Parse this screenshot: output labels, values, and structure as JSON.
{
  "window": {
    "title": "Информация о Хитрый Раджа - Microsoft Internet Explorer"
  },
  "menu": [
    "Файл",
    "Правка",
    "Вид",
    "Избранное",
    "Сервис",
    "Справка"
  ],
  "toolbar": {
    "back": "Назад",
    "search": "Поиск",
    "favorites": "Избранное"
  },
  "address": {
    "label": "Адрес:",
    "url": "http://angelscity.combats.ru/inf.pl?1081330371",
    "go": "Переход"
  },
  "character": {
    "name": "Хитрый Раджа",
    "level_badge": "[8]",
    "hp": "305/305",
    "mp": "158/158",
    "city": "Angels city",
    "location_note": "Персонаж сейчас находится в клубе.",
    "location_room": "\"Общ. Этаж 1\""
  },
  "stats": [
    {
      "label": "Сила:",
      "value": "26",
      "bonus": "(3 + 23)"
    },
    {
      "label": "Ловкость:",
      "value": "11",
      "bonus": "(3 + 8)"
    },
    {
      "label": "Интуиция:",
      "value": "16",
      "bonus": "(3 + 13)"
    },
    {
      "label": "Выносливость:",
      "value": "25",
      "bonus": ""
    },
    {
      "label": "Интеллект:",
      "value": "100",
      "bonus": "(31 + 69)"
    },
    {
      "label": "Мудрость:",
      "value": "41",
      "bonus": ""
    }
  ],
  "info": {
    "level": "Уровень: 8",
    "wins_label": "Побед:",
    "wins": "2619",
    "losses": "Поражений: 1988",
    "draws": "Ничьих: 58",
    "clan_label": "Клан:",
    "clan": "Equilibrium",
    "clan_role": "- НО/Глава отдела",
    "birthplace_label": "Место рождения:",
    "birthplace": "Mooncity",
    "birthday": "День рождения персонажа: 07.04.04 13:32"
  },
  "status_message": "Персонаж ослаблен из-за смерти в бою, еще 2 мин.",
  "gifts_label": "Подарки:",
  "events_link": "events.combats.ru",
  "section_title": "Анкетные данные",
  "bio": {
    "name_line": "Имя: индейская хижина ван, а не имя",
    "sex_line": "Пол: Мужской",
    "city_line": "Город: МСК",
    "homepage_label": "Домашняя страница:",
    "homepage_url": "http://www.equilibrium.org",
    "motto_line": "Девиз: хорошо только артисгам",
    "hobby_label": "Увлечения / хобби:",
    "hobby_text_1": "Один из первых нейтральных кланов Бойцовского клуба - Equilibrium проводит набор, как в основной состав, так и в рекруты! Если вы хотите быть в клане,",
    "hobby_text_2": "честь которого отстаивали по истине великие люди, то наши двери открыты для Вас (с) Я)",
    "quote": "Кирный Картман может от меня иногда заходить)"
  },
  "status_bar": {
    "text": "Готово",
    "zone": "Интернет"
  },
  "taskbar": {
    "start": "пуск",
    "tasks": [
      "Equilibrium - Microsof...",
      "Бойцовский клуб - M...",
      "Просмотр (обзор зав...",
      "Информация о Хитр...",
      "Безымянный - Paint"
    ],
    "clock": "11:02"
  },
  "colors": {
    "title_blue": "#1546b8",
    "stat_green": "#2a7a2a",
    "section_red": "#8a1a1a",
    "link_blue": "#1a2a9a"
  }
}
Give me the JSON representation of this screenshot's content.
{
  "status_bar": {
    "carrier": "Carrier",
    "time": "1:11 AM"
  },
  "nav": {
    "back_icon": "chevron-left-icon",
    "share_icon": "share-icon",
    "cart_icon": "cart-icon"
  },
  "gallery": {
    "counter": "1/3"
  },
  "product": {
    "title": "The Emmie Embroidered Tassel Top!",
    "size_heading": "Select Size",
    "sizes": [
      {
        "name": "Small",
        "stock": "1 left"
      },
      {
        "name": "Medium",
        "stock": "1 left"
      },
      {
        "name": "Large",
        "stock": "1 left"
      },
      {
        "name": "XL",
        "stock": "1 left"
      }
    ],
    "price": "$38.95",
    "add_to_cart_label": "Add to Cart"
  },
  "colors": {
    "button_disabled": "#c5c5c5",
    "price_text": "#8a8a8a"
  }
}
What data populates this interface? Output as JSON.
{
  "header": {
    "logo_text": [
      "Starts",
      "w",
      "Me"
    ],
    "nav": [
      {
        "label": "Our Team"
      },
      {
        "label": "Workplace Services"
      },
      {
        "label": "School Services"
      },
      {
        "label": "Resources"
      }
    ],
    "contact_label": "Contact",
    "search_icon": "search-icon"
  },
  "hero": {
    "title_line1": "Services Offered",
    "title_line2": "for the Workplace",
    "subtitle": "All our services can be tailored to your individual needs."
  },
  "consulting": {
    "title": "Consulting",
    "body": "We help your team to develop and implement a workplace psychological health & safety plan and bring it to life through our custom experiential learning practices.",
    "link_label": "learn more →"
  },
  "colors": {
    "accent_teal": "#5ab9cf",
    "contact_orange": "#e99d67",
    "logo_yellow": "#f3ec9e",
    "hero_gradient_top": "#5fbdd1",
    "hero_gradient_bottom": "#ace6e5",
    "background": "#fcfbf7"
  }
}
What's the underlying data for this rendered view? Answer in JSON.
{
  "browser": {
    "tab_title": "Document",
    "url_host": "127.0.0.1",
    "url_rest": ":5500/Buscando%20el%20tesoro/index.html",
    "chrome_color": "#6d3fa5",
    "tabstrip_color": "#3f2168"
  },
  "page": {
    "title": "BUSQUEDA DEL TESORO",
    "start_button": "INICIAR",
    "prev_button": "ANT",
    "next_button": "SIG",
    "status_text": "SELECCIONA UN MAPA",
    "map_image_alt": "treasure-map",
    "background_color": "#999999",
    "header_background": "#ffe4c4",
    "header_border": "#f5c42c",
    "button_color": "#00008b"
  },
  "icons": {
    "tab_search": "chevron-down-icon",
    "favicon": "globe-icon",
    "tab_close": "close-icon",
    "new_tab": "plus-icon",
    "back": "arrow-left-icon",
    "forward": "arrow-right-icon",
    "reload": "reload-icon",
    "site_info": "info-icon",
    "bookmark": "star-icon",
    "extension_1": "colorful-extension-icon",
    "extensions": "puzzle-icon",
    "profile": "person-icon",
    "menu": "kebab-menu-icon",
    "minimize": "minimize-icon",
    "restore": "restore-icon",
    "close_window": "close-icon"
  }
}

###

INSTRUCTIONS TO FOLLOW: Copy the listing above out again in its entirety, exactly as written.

RESULT OF THIS TASK:
Parse this screenshot: output labels, values, and structure as JSON.
{
  "window": {
    "title": "Информация о Хитрый Раджа - Microsoft Internet Explorer"
  },
  "menu": [
    "Файл",
    "Правка",
    "Вид",
    "Избранное",
    "Сервис",
    "Справка"
  ],
  "toolbar": {
    "back": "Назад",
    "search": "Поиск",
    "favorites": "Избранное"
  },
  "address": {
    "label": "Адрес:",
    "url": "http://angelscity.combats.ru/inf.pl?1081330371",
    "go": "Переход"
  },
  "character": {
    "name": "Хитрый Раджа",
    "level_badge": "[8]",
    "hp": "305/305",
    "mp": "158/158",
    "city": "Angels city",
    "location_note": "Персонаж сейчас находится в клубе.",
    "location_room": "\"Общ. Этаж 1\""
  },
  "stats": [
    {
      "label": "Сила:",
      "value": "26",
      "bonus": "(3 + 23)"
    },
    {
      "label": "Ловкость:",
      "value": "11",
      "bonus": "(3 + 8)"
    },
    {
      "label": "Интуиция:",
      "value": "16",
      "bonus": "(3 + 13)"
    },
    {
      "label": "Выносливость:",
      "value": "25",
      "bonus": ""
    },
    {
      "label": "Интеллект:",
      "value": "100",
      "bonus": "(31 + 69)"
    },
    {
      "label": "Мудрость:",
      "value": "41",
      "bonus": ""
    }
  ],
  "info": {
    "level": "Уровень: 8",
    "wins_label": "Побед:",
    "wins": "2619",
    "losses": "Поражений: 1988",
    "draws": "Ничьих: 58",
    "clan_label": "Клан:",
    "clan": "Equilibrium",
    "clan_role": "- НО/Глава отдела",
    "birthplace_label": "Место рождения:",
    "birthplace": "Mooncity",
    "birthday": "День рождения персонажа: 07.04.04 13:32"
  },
  "status_message": "Персонаж ослаблен из-за смерти в бою, еще 2 мин.",
  "gifts_label": "Подарки:",
  "events_link": "events.combats.ru",
  "section_title": "Анкетные данные",
  "bio": {
    "name_line": "Имя: индейская хижина ван, а не имя",
    "sex_line": "Пол: Мужской",
    "city_line": "Город: МСК",
    "homepage_label": "Домашняя страница:",
    "homepage_url": "http://www.equilibrium.org",
    "motto_line": "Девиз: хорошо только артисгам",
    "hobby_label": "Увлечения / хобби:",
    "hobby_text_1": "Один из первых нейтральных кланов Бойцовского клуба - Equilibrium проводит набор, как в основной состав, так и в рекруты! Если вы хотите быть в клане,",
    "hobby_text_2": "честь которого отстаивали по истине великие люди, то наши двери открыты для Вас (с) Я)",
    "quote": "Кирный Картман может от меня иногда заходить)"
  },
  "status_bar": {
    "text": "Готово",
    "zone": "Интернет"
  },
  "taskbar": {
    "start": "пуск",
    "tasks": [
      "Equilibrium - Microsof...",
      "Бойцовский клуб - M...",
      "Просмотр (обзор зав...",
      "Информация о Хитр...",
      "Безымянный - Paint"
    ],
    "clock": "11:02"
  },
  "colors": {
    "title_blue": "#1546b8",
    "stat_green": "#2a7a2a",
    "section_red": "#8a1a1a",
    "link_blue": "#1a2a9a"
  }
}
Give me the JSON representation of this screenshot's content.
{
  "status_bar": {
    "carrier": "Carrier",
    "time": "1:11 AM"
  },
  "nav": {
    "back_icon": "chevron-left-icon",
    "share_icon": "share-icon",
    "cart_icon": "cart-icon"
  },
  "gallery": {
    "counter": "1/3"
  },
  "product": {
    "title": "The Emmie Embroidered Tassel Top!",
    "size_heading": "Select Size",
    "sizes": [
      {
        "name": "Small",
        "stock": "1 left"
      },
      {
        "name": "Medium",
        "stock": "1 left"
      },
      {
        "name": "Large",
        "stock": "1 left"
      },
      {
        "name": "XL",
        "stock": "1 left"
      }
    ],
    "price": "$38.95",
    "add_to_cart_label": "Add to Cart"
  },
  "colors": {
    "button_disabled": "#c5c5c5",
    "price_text": "#8a8a8a"
  }
}
What data populates this interface? Output as JSON.
{
  "header": {
    "logo_text": [
      "Starts",
      "w",
      "Me"
    ],
    "nav": [
      {
        "label": "Our Team"
      },
      {
        "label": "Workplace Services"
      },
      {
        "label": "School Services"
      },
      {
        "label": "Resources"
      }
    ],
    "contact_label": "Contact",
    "search_icon": "search-icon"
  },
  "hero": {
    "title_line1": "Services Offered",
    "title_line2": "for the Workplace",
    "subtitle": "All our services can be tailored to your individual needs."
  },
  "consulting": {
    "title": "Consulting",
    "body": "We help your team to develop and implement a workplace psychological health & safety plan and bring it to life through our custom experiential learning practices.",
    "link_label": "learn more →"
  },
  "colors": {
    "accent_teal": "#5ab9cf",
    "contact_orange": "#e99d67",
    "logo_yellow": "#f3ec9e",
    "hero_gradient_top": "#5fbdd1",
    "hero_gradient_bottom": "#ace6e5",
    "background": "#fcfbf7"
  }
}
What's the underlying data for this rendered view? Answer in JSON.
{
  "browser": {
    "tab_title": "Document",
    "url_host": "127.0.0.1",
    "url_rest": ":5500/Buscando%20el%20tesoro/index.html",
    "chrome_color": "#6d3fa5",
    "tabstrip_color": "#3f2168"
  },
  "page": {
    "title": "BUSQUEDA DEL TESORO",
    "start_button": "INICIAR",
    "prev_button": "ANT",
    "next_button": "SIG",
    "status_text": "SELECCIONA UN MAPA",
    "map_image_alt": "treasure-map",
    "background_color": "#999999",
    "header_background": "#ffe4c4",
    "header_border": "#f5c42c",
    "button_color": "#00008b"
  },
  "icons": {
    "tab_search": "chevron-down-icon",
    "favicon": "globe-icon",
    "tab_close": "close-icon",
    "new_tab": "plus-icon",
    "back": "arrow-left-icon",
    "forward": "arrow-right-icon",
    "reload": "reload-icon",
    "site_info": "info-icon",
    "bookmark": "star-icon",
    "extension_1": "colorful-extension-icon",
    "extensions": "puzzle-icon",
    "profile": "person-icon",
    "menu": "kebab-menu-icon",
    "minimize": "minimize-icon",
    "restore": "restore-icon",
    "close_window": "close-icon"
  }
}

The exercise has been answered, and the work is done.